Around mid-morning, the pelicans became a little more active, and after preening themselves again, a group of about six birds entered the water before taking to the air. With wingtips skimming the surface, they flew side by side for about 800 metres upriver, touching down again at the weir adjacent to our local water treatment plant.
Although I’ve read and heard of pelicans working cooperatively together to fish, I had never seen it for myself until I had spent time watching this particular flock. After flying upriver, this small group slowly came into view again, drifting downstream shoulder to shoulder in a semi-circle formation, attempting to drive the fish before them.
Then with all the precision and grace of a synchronized swim team, they plunged their heads into the water until only their tails and webbed feet were visible above the surface. Then just as gracefully, they lifted their heads out of the water and righted their bodies again. Occasionally I would see one or two pelicans had been successful in catching a fish that was wriggling about in the pouch of its beak. This invariably drew the attention of the other birds who would harass the successful fisher in hopes of getting it to cough up its catch. This harassment continued until the pelican had finally succeeded in getting the fish pointed in the right direction, and with one huge swallow, helped it on its way. After this brief respite, the pelicans once more resumed their original semi-circle formation, and began drifting downriver again.
Not all the pelicans participated in this activity however as some preferred to stay on the gravel bar to preen or snooze.
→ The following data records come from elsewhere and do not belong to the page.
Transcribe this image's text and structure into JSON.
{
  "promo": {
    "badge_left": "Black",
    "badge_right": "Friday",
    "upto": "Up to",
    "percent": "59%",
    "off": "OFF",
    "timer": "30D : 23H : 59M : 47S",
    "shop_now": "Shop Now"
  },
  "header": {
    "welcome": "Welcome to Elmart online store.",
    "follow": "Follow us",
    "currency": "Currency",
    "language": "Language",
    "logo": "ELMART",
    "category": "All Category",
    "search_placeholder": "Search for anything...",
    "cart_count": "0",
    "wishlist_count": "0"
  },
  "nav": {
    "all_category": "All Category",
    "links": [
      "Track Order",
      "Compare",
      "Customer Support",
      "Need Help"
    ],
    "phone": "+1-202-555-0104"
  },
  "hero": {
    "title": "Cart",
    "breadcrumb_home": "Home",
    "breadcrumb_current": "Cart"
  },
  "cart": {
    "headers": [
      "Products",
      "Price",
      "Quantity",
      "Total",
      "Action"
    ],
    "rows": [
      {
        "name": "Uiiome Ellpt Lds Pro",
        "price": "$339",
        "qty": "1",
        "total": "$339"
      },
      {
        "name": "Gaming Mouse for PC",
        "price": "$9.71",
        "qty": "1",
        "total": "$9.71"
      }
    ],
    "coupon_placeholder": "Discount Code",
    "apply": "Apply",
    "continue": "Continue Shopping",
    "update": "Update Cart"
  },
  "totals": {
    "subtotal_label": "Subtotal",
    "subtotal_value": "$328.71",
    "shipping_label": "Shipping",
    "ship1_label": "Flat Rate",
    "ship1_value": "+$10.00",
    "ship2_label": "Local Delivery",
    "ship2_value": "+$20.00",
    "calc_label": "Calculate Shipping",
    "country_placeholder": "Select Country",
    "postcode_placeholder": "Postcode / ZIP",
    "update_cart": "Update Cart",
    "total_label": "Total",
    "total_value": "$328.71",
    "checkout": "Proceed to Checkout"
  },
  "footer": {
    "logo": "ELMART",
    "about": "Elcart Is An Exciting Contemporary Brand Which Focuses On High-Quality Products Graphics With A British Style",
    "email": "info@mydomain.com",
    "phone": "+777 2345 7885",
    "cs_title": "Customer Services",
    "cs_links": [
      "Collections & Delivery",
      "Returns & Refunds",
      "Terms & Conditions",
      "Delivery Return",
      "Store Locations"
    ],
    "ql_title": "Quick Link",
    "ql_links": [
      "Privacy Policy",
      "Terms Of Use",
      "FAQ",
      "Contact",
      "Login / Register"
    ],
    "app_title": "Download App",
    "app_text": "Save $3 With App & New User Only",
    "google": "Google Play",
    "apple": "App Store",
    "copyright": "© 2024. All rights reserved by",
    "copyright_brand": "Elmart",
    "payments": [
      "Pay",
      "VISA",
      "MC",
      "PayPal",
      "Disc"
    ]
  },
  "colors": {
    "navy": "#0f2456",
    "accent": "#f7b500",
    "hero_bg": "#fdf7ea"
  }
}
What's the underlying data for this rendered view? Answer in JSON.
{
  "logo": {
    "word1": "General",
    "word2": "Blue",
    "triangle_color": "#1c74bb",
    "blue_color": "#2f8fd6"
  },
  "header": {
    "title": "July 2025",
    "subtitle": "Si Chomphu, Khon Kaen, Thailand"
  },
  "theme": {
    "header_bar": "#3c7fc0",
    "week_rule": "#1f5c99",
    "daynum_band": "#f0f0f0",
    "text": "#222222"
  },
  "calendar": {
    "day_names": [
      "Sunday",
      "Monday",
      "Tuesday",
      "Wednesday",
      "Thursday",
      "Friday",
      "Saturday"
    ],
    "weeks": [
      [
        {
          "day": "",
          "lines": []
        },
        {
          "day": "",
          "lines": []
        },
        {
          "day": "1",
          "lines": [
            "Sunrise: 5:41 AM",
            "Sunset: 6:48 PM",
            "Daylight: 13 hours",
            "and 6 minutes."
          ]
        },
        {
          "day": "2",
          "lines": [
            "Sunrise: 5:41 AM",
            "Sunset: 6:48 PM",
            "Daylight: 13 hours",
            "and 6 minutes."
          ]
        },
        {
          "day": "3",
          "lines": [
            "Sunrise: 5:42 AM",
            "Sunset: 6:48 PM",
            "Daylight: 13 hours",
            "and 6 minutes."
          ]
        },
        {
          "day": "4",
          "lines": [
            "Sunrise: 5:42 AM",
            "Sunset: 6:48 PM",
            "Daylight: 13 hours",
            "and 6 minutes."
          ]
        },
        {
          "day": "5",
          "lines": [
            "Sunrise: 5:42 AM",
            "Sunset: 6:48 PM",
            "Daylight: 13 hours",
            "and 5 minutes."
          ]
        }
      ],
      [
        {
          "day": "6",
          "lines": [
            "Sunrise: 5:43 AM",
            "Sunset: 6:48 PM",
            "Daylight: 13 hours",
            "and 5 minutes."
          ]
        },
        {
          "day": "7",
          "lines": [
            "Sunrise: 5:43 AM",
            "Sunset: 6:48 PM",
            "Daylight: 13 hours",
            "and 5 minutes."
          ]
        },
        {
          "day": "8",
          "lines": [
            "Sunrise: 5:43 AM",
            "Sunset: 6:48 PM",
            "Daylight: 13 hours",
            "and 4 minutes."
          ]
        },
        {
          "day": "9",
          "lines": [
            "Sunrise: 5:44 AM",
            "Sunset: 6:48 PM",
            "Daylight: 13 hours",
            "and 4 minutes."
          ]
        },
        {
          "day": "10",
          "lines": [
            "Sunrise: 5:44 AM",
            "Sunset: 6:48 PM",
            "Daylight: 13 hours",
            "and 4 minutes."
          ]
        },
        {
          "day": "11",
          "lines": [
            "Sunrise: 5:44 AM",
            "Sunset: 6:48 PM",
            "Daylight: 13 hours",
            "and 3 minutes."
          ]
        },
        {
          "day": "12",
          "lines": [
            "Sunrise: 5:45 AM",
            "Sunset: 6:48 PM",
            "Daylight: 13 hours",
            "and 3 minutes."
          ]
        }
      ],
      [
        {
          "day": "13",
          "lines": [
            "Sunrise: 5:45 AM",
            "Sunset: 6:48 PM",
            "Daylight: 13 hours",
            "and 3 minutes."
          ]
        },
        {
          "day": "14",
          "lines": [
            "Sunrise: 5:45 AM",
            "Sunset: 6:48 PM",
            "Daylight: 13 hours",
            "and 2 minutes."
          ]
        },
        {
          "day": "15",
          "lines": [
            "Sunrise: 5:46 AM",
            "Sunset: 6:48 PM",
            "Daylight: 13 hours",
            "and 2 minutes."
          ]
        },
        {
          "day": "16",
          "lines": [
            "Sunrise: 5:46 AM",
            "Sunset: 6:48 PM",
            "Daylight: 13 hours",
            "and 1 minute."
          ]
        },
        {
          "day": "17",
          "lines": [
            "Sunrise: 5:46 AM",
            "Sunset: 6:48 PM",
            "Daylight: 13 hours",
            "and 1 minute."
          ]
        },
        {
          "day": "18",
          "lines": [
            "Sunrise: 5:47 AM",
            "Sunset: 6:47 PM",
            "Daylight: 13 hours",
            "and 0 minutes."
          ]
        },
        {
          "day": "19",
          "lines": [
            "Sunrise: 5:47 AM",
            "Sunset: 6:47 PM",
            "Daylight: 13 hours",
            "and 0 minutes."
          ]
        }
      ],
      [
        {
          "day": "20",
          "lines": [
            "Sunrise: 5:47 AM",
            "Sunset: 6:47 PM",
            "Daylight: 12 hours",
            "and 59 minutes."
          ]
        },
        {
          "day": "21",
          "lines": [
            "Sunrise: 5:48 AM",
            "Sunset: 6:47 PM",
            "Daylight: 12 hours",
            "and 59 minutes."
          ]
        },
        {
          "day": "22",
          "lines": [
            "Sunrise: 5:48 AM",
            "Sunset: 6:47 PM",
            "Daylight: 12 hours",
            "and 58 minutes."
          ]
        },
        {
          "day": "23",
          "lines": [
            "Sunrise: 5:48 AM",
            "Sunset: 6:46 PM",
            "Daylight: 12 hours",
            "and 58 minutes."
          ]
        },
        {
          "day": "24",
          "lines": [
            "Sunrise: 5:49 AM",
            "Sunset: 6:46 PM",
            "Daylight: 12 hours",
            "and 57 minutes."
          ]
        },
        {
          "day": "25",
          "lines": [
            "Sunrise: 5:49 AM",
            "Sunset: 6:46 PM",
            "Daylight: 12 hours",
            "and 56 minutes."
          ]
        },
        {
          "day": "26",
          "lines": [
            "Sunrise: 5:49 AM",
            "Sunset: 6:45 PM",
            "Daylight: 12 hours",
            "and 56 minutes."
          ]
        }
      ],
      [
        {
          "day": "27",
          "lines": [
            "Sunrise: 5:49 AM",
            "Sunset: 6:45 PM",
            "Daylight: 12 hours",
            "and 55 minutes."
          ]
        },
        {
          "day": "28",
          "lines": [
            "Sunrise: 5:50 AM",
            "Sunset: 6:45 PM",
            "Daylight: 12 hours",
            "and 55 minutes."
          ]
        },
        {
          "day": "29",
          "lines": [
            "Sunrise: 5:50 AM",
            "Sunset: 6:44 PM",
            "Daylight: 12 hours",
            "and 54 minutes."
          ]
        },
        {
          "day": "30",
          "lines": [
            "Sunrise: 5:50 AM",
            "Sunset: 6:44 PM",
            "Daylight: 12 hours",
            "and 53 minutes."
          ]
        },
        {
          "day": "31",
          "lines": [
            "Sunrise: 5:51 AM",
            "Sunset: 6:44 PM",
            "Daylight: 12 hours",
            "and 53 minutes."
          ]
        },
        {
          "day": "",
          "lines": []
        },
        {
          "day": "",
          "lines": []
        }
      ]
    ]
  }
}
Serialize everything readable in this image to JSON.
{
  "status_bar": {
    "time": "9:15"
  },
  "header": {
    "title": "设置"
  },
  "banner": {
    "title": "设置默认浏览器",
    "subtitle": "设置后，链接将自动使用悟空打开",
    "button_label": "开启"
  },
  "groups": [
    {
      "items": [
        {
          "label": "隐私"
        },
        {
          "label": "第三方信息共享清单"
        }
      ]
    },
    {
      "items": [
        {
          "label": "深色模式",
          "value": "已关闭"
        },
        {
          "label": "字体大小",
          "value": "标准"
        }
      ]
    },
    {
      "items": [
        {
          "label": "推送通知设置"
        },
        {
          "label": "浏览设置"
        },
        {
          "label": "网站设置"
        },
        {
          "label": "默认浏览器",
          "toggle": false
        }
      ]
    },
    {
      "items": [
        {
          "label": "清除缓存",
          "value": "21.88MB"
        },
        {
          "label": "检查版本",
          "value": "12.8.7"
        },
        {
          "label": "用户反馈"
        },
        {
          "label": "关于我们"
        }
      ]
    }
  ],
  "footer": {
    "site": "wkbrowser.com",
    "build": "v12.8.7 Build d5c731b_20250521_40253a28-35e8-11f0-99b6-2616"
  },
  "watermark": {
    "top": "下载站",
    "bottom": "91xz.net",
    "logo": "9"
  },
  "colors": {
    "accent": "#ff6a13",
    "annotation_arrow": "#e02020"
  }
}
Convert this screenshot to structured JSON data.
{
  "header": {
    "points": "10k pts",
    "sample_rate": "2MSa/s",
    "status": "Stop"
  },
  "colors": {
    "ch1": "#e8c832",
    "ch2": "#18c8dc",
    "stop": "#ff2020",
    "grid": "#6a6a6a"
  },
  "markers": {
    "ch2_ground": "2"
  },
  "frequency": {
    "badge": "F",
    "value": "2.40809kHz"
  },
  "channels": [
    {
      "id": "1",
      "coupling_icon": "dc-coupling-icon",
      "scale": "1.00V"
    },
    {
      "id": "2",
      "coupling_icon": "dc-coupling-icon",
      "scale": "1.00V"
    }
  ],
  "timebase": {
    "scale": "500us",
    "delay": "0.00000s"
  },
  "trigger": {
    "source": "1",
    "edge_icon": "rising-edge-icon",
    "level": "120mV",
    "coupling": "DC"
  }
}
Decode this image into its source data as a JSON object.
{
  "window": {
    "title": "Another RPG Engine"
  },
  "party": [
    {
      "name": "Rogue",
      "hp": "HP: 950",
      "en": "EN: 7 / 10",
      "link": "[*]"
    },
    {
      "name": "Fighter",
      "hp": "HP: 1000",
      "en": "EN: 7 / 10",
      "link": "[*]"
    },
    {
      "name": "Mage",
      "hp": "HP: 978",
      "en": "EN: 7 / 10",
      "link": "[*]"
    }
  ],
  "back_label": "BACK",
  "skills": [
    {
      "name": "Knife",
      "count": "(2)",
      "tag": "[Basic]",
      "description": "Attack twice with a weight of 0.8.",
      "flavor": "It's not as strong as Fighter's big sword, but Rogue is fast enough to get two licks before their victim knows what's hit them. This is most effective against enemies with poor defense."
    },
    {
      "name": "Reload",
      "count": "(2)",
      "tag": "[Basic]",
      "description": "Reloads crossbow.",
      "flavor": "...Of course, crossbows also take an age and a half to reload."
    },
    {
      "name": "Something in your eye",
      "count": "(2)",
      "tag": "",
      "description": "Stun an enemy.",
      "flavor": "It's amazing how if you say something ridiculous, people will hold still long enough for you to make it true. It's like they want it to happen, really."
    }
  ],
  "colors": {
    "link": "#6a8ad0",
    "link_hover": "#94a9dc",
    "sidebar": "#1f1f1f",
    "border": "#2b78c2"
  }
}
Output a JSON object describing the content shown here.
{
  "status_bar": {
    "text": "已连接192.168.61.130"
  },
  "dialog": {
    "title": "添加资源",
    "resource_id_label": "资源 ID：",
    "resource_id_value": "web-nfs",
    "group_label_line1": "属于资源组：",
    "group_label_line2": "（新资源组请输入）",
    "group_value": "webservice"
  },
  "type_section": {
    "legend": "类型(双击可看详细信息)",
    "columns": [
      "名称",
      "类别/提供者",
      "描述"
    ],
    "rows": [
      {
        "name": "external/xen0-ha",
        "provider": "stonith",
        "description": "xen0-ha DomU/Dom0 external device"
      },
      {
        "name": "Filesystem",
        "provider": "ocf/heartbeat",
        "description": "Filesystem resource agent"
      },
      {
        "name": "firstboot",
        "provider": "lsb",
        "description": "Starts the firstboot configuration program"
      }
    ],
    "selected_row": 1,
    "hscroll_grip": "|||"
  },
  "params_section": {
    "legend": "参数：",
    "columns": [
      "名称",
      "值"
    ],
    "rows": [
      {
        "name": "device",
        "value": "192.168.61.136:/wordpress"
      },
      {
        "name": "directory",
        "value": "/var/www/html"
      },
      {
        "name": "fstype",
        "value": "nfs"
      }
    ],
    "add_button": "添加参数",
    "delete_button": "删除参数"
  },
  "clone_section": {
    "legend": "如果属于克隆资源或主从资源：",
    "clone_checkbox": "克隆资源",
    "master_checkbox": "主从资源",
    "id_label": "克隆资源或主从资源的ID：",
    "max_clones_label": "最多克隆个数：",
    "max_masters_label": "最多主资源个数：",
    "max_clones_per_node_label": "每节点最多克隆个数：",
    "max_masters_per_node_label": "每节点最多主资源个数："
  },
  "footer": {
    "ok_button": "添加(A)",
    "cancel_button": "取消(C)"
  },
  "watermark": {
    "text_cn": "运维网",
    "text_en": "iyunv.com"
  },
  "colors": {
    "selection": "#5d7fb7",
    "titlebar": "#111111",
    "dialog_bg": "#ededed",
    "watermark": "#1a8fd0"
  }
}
Still others decided to look for alternate fishing grounds elsewhere, and after taking off from the water, began circling, climbing higher and higher, until they found a wind current to take them in their desired direction.
Meanwhile, the original group was now taking a break from its drift fishing activities and were bobbing up and down in the turbulent water below the weir searching for any fish that may have been swept over it. While some pelicans braved the current at the centre of the weir, most stationed themselves along its edges, closer to the river bank, where the current was not quite as strong. There they fished for about a half hour, until resuming their familiar semicircle formation in preparation for drifting downriver again.
The few days I spent observing and photographing these pelicans were both enjoyable and educational, and I find the more time I spend observing nature, the less I really know about it, and the more intrigued I become. I'm fortunate to live in a community that still has such an abundance of wildlife and wildlife habitat, and where the presence of both is very much valued, appreciated and safeguarded.